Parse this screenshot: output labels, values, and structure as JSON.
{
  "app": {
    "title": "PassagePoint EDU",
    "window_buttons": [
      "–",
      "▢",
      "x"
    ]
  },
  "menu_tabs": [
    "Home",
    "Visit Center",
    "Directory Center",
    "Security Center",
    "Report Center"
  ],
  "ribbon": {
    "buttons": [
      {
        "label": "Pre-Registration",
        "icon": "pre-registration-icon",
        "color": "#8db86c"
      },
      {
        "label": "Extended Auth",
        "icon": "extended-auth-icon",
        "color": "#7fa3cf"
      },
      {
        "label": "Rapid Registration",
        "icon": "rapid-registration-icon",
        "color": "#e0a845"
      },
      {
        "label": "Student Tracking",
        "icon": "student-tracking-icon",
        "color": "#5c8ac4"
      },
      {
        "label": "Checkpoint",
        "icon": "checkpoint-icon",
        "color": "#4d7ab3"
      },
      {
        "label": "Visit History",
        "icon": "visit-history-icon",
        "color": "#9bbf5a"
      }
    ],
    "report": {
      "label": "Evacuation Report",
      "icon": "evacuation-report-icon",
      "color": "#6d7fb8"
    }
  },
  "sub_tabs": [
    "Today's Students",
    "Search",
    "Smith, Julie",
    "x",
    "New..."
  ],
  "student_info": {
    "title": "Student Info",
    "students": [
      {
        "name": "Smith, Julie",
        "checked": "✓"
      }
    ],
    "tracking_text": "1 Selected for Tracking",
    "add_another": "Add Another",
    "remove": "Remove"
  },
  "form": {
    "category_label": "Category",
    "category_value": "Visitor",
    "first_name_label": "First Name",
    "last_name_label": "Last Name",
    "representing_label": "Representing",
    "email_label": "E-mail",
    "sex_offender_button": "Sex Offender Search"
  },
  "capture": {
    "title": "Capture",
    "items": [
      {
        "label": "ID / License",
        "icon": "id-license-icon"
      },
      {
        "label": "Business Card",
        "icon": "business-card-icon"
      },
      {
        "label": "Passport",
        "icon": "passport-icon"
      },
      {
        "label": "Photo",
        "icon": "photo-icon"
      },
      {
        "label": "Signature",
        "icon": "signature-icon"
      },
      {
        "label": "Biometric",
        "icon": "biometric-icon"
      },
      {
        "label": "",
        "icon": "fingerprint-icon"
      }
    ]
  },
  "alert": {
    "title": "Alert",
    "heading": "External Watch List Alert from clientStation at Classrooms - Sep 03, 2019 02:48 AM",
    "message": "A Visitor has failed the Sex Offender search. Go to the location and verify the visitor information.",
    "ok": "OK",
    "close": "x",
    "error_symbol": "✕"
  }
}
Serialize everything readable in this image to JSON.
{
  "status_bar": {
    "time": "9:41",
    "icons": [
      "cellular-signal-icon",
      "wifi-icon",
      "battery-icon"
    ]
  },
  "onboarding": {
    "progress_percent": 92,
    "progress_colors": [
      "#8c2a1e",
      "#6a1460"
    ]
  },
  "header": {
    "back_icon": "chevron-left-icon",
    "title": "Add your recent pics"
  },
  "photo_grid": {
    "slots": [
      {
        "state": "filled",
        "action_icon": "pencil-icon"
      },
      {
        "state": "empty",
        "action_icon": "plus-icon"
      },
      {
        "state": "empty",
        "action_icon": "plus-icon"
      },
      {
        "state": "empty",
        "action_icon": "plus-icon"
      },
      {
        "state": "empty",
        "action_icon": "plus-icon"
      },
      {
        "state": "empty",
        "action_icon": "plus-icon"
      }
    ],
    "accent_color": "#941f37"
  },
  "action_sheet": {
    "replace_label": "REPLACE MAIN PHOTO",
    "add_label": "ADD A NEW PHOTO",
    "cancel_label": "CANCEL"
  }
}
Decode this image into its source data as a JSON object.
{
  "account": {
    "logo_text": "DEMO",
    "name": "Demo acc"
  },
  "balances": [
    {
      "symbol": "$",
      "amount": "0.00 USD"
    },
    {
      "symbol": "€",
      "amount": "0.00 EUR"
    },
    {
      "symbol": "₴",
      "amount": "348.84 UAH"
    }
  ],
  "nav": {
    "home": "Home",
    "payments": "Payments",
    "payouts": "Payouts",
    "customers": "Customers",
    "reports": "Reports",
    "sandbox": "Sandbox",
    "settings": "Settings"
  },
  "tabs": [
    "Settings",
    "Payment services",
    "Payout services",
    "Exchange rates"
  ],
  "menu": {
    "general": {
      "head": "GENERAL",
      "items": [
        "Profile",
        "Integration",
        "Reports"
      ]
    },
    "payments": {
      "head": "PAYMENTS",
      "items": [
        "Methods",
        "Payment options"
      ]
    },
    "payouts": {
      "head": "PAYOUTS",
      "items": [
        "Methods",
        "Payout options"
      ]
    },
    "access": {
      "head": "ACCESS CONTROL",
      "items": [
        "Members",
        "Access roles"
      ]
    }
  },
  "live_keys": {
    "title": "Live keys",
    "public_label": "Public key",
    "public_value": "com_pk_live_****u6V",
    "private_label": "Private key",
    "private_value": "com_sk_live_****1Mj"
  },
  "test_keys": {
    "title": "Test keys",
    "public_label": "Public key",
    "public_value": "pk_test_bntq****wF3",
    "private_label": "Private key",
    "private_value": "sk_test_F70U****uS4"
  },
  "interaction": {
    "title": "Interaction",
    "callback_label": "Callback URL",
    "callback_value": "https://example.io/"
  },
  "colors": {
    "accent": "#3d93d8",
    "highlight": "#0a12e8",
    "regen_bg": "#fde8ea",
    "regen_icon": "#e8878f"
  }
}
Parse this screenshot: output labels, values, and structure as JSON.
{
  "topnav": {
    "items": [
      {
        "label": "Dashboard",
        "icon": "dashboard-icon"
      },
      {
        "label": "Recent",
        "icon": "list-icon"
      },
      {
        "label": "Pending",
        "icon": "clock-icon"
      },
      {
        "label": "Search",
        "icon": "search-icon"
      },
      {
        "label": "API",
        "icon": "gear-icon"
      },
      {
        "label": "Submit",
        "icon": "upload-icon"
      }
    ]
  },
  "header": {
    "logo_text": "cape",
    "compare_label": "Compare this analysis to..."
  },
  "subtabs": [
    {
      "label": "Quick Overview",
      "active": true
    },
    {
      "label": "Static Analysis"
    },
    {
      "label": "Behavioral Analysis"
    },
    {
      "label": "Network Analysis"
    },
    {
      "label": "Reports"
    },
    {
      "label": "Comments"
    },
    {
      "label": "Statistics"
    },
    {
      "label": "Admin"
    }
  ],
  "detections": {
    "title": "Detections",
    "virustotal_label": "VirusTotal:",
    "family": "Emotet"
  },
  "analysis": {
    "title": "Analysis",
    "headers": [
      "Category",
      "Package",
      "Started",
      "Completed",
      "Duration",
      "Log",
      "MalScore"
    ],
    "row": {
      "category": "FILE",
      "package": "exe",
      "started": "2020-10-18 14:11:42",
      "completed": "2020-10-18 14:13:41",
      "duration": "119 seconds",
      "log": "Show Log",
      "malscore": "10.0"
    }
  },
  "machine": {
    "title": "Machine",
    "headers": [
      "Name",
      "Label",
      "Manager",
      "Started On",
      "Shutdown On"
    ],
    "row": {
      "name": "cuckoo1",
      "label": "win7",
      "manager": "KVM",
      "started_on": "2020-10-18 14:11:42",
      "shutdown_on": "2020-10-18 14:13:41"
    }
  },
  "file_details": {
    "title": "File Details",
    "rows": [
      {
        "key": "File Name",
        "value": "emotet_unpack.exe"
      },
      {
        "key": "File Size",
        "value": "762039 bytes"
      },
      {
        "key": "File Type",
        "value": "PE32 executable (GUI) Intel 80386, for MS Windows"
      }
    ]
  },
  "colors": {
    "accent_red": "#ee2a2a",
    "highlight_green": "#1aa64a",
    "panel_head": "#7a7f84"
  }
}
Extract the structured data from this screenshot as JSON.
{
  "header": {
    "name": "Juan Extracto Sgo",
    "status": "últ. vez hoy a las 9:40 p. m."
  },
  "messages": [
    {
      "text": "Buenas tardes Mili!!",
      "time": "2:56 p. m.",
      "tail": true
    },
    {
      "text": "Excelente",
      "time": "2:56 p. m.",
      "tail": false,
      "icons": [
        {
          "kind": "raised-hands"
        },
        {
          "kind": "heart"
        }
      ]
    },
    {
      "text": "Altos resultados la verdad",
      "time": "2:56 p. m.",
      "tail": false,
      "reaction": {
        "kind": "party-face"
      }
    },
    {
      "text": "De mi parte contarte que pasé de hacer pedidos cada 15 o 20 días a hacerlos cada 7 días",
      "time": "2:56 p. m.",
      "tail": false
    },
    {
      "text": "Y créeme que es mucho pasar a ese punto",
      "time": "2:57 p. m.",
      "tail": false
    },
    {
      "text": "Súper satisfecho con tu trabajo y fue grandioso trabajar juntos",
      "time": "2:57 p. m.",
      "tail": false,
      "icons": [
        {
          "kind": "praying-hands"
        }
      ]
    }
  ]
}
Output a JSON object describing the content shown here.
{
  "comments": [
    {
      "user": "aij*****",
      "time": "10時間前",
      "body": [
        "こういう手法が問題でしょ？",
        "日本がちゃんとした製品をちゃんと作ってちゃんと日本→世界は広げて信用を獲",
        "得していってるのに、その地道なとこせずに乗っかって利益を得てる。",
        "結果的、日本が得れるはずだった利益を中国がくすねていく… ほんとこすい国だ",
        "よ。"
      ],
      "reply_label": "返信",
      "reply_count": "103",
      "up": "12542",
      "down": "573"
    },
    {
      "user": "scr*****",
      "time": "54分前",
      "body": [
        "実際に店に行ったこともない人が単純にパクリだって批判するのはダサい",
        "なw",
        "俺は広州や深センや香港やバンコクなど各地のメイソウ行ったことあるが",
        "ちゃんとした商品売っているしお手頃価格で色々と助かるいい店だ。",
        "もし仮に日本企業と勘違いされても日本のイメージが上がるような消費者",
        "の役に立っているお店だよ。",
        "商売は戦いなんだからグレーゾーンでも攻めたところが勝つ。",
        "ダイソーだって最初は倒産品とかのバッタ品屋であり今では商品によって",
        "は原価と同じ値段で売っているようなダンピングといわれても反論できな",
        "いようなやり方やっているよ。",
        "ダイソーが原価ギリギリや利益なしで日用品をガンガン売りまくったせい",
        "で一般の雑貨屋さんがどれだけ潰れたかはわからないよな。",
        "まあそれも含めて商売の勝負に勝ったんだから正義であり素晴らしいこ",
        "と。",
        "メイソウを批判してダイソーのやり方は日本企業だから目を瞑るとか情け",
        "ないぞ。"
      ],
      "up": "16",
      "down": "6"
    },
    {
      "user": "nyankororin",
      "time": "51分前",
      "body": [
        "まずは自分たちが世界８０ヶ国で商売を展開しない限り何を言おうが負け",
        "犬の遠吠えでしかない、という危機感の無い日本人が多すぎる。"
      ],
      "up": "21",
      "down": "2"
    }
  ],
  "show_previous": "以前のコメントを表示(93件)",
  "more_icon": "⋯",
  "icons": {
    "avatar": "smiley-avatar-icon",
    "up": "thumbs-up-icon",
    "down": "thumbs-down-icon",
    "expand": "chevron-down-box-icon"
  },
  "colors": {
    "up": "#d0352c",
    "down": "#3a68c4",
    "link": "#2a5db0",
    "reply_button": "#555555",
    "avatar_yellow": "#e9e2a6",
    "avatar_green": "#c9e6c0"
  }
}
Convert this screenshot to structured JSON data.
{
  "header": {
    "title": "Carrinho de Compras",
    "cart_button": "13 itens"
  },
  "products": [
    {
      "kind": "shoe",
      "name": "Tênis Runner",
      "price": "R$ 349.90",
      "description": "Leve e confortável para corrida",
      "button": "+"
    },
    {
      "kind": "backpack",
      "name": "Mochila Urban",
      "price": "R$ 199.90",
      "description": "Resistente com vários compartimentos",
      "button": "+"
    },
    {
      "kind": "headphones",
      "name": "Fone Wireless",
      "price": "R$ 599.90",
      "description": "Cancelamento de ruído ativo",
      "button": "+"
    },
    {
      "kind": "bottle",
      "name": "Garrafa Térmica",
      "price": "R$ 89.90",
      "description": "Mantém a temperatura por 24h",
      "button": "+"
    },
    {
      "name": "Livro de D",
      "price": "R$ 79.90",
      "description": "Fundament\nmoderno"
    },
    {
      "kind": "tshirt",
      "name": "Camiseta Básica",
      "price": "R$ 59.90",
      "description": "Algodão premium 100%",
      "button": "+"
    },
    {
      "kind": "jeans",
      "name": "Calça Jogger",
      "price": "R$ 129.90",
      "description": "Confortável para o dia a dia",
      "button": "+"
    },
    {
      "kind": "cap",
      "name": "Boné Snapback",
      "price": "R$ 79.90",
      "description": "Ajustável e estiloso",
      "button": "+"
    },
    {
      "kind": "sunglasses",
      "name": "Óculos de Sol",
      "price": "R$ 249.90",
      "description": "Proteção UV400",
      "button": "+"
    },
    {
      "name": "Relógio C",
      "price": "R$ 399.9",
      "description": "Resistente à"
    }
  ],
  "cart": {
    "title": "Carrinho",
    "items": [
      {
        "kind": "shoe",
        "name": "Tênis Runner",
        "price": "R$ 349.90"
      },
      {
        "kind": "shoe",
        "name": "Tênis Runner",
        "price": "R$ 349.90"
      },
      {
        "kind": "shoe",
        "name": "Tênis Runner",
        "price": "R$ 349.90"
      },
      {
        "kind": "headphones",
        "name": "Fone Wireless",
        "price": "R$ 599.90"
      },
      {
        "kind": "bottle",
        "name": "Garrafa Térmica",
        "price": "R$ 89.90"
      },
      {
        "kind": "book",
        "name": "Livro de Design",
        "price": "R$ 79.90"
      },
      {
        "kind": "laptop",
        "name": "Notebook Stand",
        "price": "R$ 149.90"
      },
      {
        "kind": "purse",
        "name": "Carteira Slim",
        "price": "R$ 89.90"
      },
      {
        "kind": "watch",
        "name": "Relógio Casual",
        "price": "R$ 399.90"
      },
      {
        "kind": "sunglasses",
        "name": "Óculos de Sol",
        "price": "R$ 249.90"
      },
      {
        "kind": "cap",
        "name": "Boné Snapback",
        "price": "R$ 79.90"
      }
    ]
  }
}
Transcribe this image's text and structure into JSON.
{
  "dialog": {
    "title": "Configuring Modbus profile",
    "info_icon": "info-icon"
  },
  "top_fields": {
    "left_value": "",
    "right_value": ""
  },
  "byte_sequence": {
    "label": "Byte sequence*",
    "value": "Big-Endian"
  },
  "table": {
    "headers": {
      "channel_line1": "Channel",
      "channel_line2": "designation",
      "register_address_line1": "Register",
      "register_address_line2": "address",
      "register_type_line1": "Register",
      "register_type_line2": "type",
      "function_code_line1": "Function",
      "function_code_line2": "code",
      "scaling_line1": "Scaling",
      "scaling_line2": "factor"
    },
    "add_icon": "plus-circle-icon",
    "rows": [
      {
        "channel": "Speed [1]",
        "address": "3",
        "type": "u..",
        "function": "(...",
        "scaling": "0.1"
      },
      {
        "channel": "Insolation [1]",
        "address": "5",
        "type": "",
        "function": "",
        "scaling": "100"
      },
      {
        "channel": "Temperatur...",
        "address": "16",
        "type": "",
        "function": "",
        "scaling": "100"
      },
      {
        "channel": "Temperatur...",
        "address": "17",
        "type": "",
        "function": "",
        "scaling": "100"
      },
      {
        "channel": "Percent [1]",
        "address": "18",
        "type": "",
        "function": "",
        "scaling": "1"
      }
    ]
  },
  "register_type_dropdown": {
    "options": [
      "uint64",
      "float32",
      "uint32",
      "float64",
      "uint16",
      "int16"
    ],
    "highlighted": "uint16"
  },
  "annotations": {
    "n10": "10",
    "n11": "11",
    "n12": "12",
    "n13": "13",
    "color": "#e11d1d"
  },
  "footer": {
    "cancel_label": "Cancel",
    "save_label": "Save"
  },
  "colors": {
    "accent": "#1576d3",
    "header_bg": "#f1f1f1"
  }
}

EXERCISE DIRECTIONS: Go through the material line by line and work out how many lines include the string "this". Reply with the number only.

RESPONSE TO THE TASK: 8